What about deleting pieces, either via the Editor or by editing the buildFile directly? Does that change GPIDs (beyond removing one obviously)?

The gp id’s appear in the buildfile as such: gpid=“48”.

Vassal will only re-calculate gpid’s where there are duplicates, i.e. 2 piece slots with the same gpid. In that case, the second of the duplicates that appears in the buildfile will be renumbered to use the next available gpid. No other piece slots will be touched, only the second (or more) occurrence of the duplicated ones.

However, Pieces in Game Palettes are not the only elements that have gpid’s, the following also have them:

  • Prototype Definitions
  • Cards defined in Decks
  • Pieces defined in At-start stacks
  • Pieces defined in ‘Replace with Other’ traits.
  • Pieces defined in ‘Place Marker’ traits.

You can successfully merge buildfiles by manually ensuring there is no duplication of the gpid’s between the two buildfiles.

The alternative technique earlier of adding the new buildfile material lower down in the buildfile works because the newly added gpids will always be the later ones if they duplicate any existing gpid’s, so only the newly added gpids will be renumbered.
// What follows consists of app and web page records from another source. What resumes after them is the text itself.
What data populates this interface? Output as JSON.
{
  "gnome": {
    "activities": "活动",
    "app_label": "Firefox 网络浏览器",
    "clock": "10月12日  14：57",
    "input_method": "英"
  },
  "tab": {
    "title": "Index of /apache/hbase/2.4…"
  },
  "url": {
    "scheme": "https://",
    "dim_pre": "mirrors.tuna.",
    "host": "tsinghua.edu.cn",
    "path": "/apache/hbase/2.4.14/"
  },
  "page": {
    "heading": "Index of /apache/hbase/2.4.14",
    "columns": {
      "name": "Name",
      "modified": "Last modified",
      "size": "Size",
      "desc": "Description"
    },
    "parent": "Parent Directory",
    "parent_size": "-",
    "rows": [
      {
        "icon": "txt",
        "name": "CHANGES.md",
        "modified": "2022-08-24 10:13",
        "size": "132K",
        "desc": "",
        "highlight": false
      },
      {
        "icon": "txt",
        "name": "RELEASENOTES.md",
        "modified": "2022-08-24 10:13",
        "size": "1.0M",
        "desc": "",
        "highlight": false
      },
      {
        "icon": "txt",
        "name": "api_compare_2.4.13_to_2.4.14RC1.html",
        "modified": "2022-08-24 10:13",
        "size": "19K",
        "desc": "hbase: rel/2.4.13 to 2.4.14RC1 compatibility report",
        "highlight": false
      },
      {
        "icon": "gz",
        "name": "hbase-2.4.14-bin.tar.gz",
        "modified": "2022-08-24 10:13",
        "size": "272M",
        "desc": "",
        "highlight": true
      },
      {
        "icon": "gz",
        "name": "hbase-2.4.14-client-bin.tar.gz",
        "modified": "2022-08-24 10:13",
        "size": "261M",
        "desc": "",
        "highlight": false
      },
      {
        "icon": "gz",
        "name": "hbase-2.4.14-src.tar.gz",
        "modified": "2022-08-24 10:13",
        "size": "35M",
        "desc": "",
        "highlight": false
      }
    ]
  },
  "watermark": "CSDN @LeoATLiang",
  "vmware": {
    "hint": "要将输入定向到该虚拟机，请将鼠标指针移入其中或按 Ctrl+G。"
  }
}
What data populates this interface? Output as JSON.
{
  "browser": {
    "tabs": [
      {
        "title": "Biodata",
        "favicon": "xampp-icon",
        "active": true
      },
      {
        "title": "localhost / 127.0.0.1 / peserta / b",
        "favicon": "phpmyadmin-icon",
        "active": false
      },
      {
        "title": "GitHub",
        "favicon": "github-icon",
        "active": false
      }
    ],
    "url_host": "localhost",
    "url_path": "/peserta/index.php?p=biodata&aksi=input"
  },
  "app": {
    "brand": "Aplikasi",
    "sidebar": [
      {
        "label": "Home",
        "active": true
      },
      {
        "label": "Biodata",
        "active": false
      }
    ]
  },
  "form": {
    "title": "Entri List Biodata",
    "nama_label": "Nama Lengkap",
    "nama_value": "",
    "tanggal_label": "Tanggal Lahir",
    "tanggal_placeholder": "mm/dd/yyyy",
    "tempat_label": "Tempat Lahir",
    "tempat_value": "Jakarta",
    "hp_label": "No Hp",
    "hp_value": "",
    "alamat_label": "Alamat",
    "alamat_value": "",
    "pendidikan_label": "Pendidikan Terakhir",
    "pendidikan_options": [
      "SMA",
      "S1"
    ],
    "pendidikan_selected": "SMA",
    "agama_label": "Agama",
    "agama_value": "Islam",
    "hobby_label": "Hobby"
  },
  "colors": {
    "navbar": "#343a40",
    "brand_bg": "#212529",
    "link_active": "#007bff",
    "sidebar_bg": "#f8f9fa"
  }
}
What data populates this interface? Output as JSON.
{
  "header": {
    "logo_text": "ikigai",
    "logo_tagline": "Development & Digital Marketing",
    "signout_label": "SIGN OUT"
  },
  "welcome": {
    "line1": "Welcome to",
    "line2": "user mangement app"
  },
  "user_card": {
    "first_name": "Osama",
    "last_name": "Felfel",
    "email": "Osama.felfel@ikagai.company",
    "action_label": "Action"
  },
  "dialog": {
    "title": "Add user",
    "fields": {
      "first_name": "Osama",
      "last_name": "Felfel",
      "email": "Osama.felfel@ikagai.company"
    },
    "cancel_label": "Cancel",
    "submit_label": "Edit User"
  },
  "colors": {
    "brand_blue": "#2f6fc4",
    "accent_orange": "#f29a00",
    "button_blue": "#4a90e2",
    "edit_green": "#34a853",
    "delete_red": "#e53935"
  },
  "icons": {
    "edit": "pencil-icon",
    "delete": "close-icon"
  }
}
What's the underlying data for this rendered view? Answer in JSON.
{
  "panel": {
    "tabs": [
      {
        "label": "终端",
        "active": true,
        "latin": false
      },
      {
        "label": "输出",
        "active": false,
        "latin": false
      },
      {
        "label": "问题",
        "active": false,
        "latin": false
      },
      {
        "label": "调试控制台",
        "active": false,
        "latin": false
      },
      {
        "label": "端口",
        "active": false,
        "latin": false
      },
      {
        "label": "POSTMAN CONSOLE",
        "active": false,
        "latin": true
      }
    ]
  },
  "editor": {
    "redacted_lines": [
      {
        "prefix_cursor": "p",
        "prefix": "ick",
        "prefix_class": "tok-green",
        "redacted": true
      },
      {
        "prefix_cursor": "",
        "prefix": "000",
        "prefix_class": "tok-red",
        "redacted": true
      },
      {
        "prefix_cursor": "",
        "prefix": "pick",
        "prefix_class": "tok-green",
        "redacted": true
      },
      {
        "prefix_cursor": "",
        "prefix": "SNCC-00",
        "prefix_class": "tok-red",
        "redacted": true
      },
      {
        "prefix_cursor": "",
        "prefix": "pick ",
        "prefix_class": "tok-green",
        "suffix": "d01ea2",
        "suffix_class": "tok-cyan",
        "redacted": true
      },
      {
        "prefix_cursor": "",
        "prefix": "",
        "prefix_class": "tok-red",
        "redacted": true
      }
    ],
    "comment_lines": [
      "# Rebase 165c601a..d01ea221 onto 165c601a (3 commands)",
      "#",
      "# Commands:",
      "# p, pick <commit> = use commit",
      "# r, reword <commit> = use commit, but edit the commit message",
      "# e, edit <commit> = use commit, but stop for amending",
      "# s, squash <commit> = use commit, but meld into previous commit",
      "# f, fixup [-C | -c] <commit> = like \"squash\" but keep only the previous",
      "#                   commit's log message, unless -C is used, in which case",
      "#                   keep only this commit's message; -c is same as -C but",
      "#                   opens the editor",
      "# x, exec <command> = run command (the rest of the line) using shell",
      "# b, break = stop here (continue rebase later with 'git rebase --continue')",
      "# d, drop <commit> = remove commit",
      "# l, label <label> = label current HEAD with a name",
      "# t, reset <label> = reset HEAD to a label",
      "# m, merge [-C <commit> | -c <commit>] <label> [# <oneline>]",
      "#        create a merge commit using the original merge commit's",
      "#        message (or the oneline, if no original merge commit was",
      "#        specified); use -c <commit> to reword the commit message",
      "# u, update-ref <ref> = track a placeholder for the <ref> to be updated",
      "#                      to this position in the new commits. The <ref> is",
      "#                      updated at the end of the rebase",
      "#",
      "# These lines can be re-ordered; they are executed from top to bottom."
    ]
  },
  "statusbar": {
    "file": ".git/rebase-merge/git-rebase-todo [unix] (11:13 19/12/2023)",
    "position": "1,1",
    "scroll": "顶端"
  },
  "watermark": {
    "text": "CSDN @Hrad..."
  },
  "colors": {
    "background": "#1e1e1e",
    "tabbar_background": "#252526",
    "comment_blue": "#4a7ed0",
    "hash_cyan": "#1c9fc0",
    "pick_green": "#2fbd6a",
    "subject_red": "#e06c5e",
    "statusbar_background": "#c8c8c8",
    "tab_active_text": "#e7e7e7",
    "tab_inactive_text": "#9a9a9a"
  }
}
Once the module has been saved once and any gpid duplicates resolved, you can then move the merged material anywhere you like.